Insects can ruin a camping trip. You need a Repellent which works. These guys are the solution. There has been a move by the touchy-feely crowd to bombard us with ‘natural’ ones which will see you eaten alive. Be warned. The product must have Deet (not so much it melts your raincoat, but lots). And if you are going somewhere which you know is seriously infested (eg with murderous giant sandflies – like the West Coast and Fiordland NZ) then it’s good if it also contains another repellent as well, eg Dimp. I usually use Ultraguard which has 30% of each! If you are allergic to either of these products, stay home!
Even so, you do get bitten occasionally (and those NZ sandflies can turn me into something which resembles the surface of the moon – only monstrously itchy!) Unexpectedly unprotected spots need to be considered. The part of your hair. Most caps, for example, have a gap where they adjust at the back. Some hiking shirts are (thoughtfully?) provided with (non insect screened) vents. Some materials are too open-woven so that those nasty probosci can punch right through them. I choose close woven lightweight nylon in those circumstances, even though you end up smelling like a horse! Wool is better. Icebreaker has a nice new shirt, the Departure 2 which should be considered.
The very best thing when you do get bitten and are itching to death is an antihistamine cream (banned in Australia – what a weird nanny-state we live in!) called Anthisan. You can buy it from the Ta Anau Pharmacy. I’m sure they would be only too happy to send you some if you rang.
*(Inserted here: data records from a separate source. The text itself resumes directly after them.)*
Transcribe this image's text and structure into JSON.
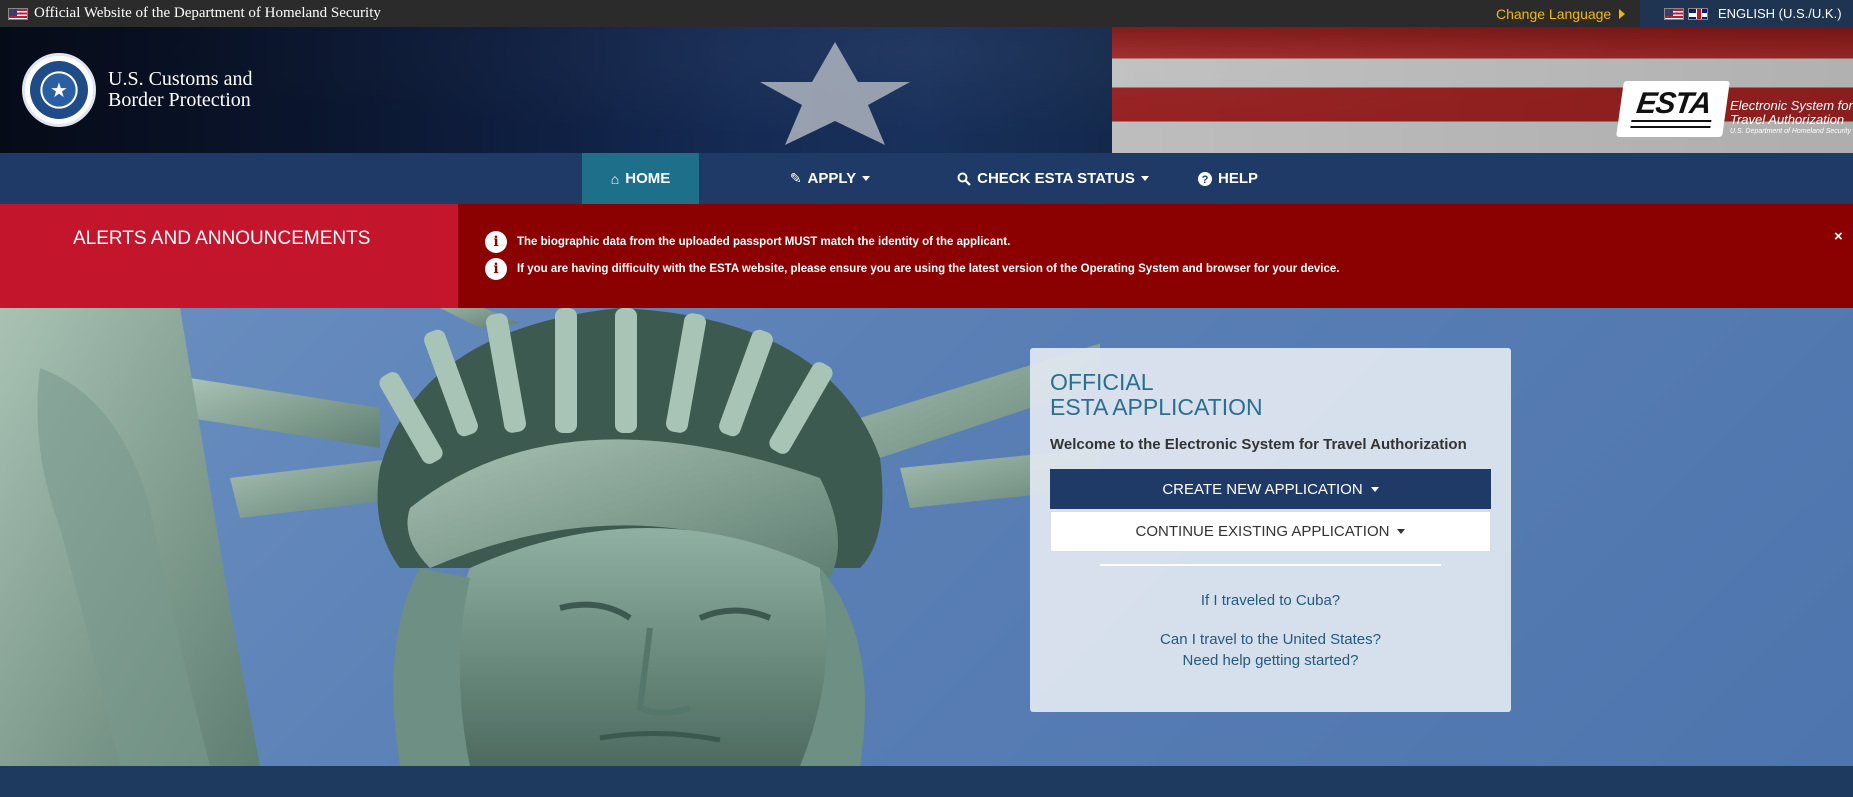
{
  "topbar": {
    "official_text": "Official Website of the Department of Homeland Security",
    "change_language": "Change Language",
    "language": "ENGLISH (U.S./U.K.)"
  },
  "header": {
    "agency_line1": "U.S. Customs and",
    "agency_line2": "Border Protection",
    "esta_logo_word": "ESTA",
    "esta_line1": "Electronic System for",
    "esta_line2": "Travel Authorization",
    "esta_line3": "U.S. Department of Homeland Security"
  },
  "nav": {
    "home": "HOME",
    "apply": "APPLY",
    "check_status": "CHECK ESTA STATUS",
    "help": "HELP"
  },
  "alerts": {
    "title": "ALERTS AND ANNOUNCEMENTS",
    "items": [
      "The biographic data from the uploaded passport MUST match the identity of the applicant.",
      "If you are having difficulty with the ESTA website, please ensure you are using the latest version of the Operating System and browser for your device."
    ],
    "close": "×"
  },
  "card": {
    "title_line1": "OFFICIAL",
    "title_line2": "ESTA APPLICATION",
    "welcome": "Welcome to the Electronic System for Travel Authorization",
    "create_button": "CREATE NEW APPLICATION",
    "continue_button": "CONTINUE EXISTING APPLICATION",
    "link_cuba": "If I traveled to Cuba?",
    "link_travel": "Can I travel to the United States?",
    "link_help": "Need help getting started?"
  },
  "icons": {
    "home": "home-icon",
    "apply": "pencil-icon",
    "check": "search-icon",
    "help": "question-circle-icon",
    "info": "info-circle-icon",
    "close": "close-icon"
  },
  "colors": {
    "nav_bg": "#1f3a66",
    "nav_active": "#1d6f8a",
    "alert_bg": "#8b0000",
    "alert_title_bg": "#c3162c",
    "change_language": "#f5b800",
    "card_title": "#2a6f8e"
  }
}
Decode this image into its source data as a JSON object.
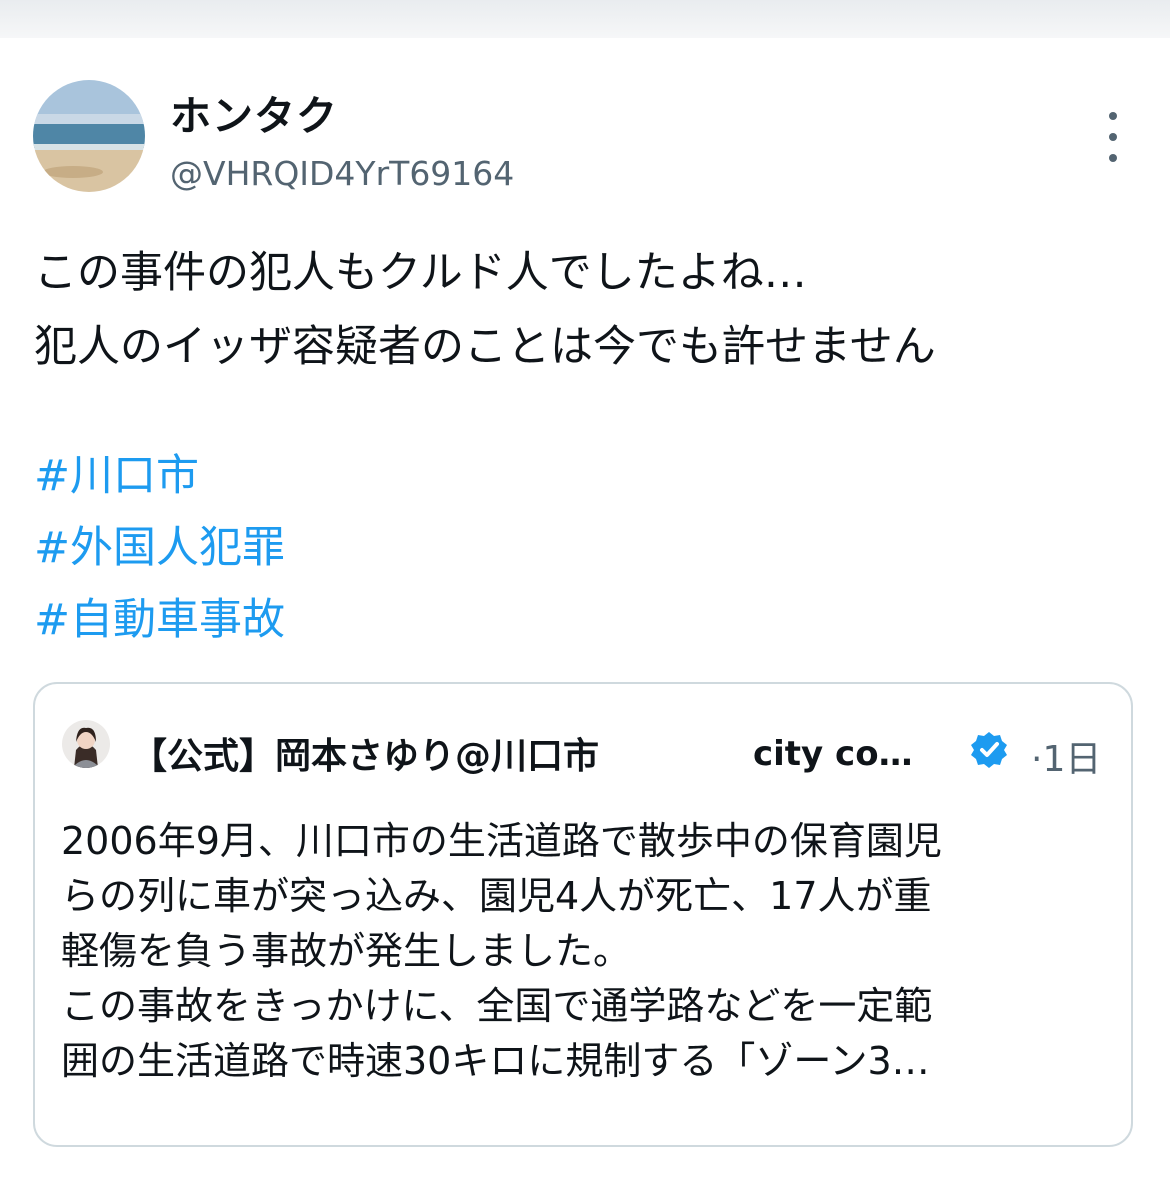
{
  "author": {
    "name": "ホンタク",
    "handle": "@VHRQID4YrT69164"
  },
  "tweet": {
    "lines": [
      "この事件の犯人もクルド人でしたよね…",
      "犯人のイッザ容疑者のことは今でも許せません"
    ],
    "hashtags": [
      "#川口市",
      "#外国人犯罪",
      "#自動車事故"
    ]
  },
  "quoted": {
    "name": "【公式】岡本さゆり@川口市",
    "name_suffix": "city co…",
    "time": "·1日",
    "text_lines": [
      "2006年9月、川口市の生活道路で散歩中の保育園児",
      "らの列に車が突っ込み、園児4人が死亡、17人が重",
      "軽傷を負う事故が発生しました。",
      "この事故をきっかけに、全国で通学路などを一定範",
      "囲の生活道路で時速30キロに規制する「ゾーン3…"
    ]
  },
  "icons": {
    "more": "more-vertical-icon",
    "verified": "verified-badge-icon"
  },
  "colors": {
    "link": "#1d9bf0",
    "secondary_text": "#536471",
    "border": "#cfd9de"
  }
}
You can now order it online: http://www.theultralighthiker.com/end-the-misery-of-insect-bites/
If you are going to sleep in a tent, make sure that it has the finest nano no-see-um bug mesh which excludes all the nasties (including leeches). I might even consider sleeping in such a tent if I was camping in the Canadian Arctic (eg canoeing the Kazan River) as the blackflies are simply murderous there. ‘Warmies’ also seem to be unaware that the chiefest ‘problem’ facing Arctic explorers (save cold and polies) were mozzies and (in the past) malaria!
I generally only take a 16 gram Sea to Summit head net to ward off biting insects. Unless you are going to retreat permanently to a bug-sprayed tent, you’re going to be out and about with the little guys most times. At least a head net gives you all-over cover at nights when the rest of you is in your sleeping bag.